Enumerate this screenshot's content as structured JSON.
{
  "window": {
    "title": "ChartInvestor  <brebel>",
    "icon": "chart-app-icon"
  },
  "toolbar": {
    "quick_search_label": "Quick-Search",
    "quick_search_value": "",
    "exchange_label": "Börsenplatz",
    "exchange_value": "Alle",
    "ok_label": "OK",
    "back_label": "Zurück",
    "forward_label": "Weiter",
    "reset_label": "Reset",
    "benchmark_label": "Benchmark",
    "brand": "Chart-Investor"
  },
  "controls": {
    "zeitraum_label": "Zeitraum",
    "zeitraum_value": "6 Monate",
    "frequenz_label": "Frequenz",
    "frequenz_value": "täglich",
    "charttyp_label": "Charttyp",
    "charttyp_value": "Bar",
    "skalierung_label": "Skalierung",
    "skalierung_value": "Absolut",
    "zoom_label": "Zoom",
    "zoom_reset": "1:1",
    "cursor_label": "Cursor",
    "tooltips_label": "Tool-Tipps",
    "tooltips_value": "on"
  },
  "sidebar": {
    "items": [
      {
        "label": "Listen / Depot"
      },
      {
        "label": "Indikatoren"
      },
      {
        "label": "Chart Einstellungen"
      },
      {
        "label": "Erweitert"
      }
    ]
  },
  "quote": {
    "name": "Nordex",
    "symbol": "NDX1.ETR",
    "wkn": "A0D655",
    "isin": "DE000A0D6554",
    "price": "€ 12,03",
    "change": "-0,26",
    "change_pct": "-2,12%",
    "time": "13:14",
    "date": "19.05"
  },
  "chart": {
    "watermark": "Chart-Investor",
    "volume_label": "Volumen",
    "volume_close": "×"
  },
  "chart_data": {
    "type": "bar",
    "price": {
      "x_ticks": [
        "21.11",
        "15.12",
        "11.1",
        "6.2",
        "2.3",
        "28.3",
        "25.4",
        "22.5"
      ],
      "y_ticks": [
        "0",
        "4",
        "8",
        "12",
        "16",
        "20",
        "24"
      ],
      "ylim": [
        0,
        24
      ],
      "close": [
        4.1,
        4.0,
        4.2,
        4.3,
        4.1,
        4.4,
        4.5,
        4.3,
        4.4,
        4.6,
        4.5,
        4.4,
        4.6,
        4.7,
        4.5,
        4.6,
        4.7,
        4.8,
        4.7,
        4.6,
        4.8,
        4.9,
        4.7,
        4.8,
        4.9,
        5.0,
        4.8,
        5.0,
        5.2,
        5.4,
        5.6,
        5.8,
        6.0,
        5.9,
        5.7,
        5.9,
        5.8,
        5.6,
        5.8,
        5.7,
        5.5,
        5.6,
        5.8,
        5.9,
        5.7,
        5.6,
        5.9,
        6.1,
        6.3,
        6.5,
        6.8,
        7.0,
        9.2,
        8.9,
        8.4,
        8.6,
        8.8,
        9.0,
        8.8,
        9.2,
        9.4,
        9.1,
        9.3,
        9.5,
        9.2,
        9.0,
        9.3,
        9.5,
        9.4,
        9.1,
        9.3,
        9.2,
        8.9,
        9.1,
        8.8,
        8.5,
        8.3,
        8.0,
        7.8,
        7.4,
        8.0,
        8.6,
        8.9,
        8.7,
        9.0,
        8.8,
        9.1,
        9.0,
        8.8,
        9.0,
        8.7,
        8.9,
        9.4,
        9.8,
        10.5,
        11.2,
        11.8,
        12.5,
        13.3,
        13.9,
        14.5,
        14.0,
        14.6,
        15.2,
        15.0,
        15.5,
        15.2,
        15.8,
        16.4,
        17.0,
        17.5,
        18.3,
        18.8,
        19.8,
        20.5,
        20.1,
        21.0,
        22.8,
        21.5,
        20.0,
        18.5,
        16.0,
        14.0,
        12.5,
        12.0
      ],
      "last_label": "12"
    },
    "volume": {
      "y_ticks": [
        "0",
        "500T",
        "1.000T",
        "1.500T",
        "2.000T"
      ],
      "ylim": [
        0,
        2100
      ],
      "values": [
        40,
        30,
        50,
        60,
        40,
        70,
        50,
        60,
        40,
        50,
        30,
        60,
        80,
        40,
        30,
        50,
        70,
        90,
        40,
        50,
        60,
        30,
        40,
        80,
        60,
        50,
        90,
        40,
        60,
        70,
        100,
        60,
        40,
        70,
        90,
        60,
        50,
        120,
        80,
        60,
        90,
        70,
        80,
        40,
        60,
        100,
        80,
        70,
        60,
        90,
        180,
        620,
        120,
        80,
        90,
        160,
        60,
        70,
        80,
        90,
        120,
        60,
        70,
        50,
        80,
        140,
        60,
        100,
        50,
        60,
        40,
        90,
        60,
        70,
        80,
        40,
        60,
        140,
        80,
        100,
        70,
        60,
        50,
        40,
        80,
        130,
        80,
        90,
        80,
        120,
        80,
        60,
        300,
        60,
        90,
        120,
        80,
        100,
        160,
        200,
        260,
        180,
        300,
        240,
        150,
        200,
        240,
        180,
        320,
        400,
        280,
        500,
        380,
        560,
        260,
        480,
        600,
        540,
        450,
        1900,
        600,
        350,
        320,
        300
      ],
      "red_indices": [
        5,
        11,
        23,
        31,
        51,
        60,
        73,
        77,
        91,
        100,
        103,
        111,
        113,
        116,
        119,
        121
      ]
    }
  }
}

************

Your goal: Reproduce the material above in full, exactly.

Task response:
Enumerate this screenshot's content as structured JSON.
{
  "window": {
    "title": "ChartInvestor  <brebel>",
    "icon": "chart-app-icon"
  },
  "toolbar": {
    "quick_search_label": "Quick-Search",
    "quick_search_value": "",
    "exchange_label": "Börsenplatz",
    "exchange_value": "Alle",
    "ok_label": "OK",
    "back_label": "Zurück",
    "forward_label": "Weiter",
    "reset_label": "Reset",
    "benchmark_label": "Benchmark",
    "brand": "Chart-Investor"
  },
  "controls": {
    "zeitraum_label": "Zeitraum",
    "zeitraum_value": "6 Monate",
    "frequenz_label": "Frequenz",
    "frequenz_value": "täglich",
    "charttyp_label": "Charttyp",
    "charttyp_value": "Bar",
    "skalierung_label": "Skalierung",
    "skalierung_value": "Absolut",
    "zoom_label": "Zoom",
    "zoom_reset": "1:1",
    "cursor_label": "Cursor",
    "tooltips_label": "Tool-Tipps",
    "tooltips_value": "on"
  },
  "sidebar": {
    "items": [
      {
        "label": "Listen / Depot"
      },
      {
        "label": "Indikatoren"
      },
      {
        "label": "Chart Einstellungen"
      },
      {
        "label": "Erweitert"
      }
    ]
  },
  "quote": {
    "name": "Nordex",
    "symbol": "NDX1.ETR",
    "wkn": "A0D655",
    "isin": "DE000A0D6554",
    "price": "€ 12,03",
    "change": "-0,26",
    "change_pct": "-2,12%",
    "time": "13:14",
    "date": "19.05"
  },
  "chart": {
    "watermark": "Chart-Investor",
    "volume_label": "Volumen",
    "volume_close": "×"
  },
  "chart_data": {
    "type": "bar",
    "price": {
      "x_ticks": [
        "21.11",
        "15.12",
        "11.1",
        "6.2",
        "2.3",
        "28.3",
        "25.4",
        "22.5"
      ],
      "y_ticks": [
        "0",
        "4",
        "8",
        "12",
        "16",
        "20",
        "24"
      ],
      "ylim": [
        0,
        24
      ],
      "close": [
        4.1,
        4.0,
        4.2,
        4.3,
        4.1,
        4.4,
        4.5,
        4.3,
        4.4,
        4.6,
        4.5,
        4.4,
        4.6,
        4.7,
        4.5,
        4.6,
        4.7,
        4.8,
        4.7,
        4.6,
        4.8,
        4.9,
        4.7,
        4.8,
        4.9,
        5.0,
        4.8,
        5.0,
        5.2,
        5.4,
        5.6,
        5.8,
        6.0,
        5.9,
        5.7,
        5.9,
        5.8,
        5.6,
        5.8,
        5.7,
        5.5,
        5.6,
        5.8,
        5.9,
        5.7,
        5.6,
        5.9,
        6.1,
        6.3,
        6.5,
        6.8,
        7.0,
        9.2,
        8.9,
        8.4,
        8.6,
        8.8,
        9.0,
        8.8,
        9.2,
        9.4,
        9.1,
        9.3,
        9.5,
        9.2,
        9.0,
        9.3,
        9.5,
        9.4,
        9.1,
        9.3,
        9.2,
        8.9,
        9.1,
        8.8,
        8.5,
        8.3,
        8.0,
        7.8,
        7.4,
        8.0,
        8.6,
        8.9,
        8.7,
        9.0,
        8.8,
        9.1,
        9.0,
        8.8,
        9.0,
        8.7,
        8.9,
        9.4,
        9.8,
        10.5,
        11.2,
        11.8,
        12.5,
        13.3,
        13.9,
        14.5,
        14.0,
        14.6,
        15.2,
        15.0,
        15.5,
        15.2,
        15.8,
        16.4,
        17.0,
        17.5,
        18.3,
        18.8,
        19.8,
        20.5,
        20.1,
        21.0,
        22.8,
        21.5,
        20.0,
        18.5,
        16.0,
        14.0,
        12.5,
        12.0
      ],
      "last_label": "12"
    },
    "volume": {
      "y_ticks": [
        "0",
        "500T",
        "1.000T",
        "1.500T",
        "2.000T"
      ],
      "ylim": [
        0,
        2100
      ],
      "values": [
        40,
        30,
        50,
        60,
        40,
        70,
        50,
        60,
        40,
        50,
        30,
        60,
        80,
        40,
        30,
        50,
        70,
        90,
        40,
        50,
        60,
        30,
        40,
        80,
        60,
        50,
        90,
        40,
        60,
        70,
        100,
        60,
        40,
        70,
        90,
        60,
        50,
        120,
        80,
        60,
        90,
        70,
        80,
        40,
        60,
        100,
        80,
        70,
        60,
        90,
        180,
        620,
        120,
        80,
        90,
        160,
        60,
        70,
        80,
        90,
        120,
        60,
        70,
        50,
        80,
        140,
        60,
        100,
        50,
        60,
        40,
        90,
        60,
        70,
        80,
        40,
        60,
        140,
        80,
        100,
        70,
        60,
        50,
        40,
        80,
        130,
        80,
        90,
        80,
        120,
        80,
        60,
        300,
        60,
        90,
        120,
        80,
        100,
        160,
        200,
        260,
        180,
        300,
        240,
        150,
        200,
        240,
        180,
        320,
        400,
        280,
        500,
        380,
        560,
        260,
        480,
        600,
        540,
        450,
        1900,
        600,
        350,
        320,
        300
      ],
      "red_indices": [
        5,
        11,
        23,
        31,
        51,
        60,
        73,
        77,
        91,
        100,
        103,
        111,
        113,
        116,
        119,
        121
      ]
    }
  }
}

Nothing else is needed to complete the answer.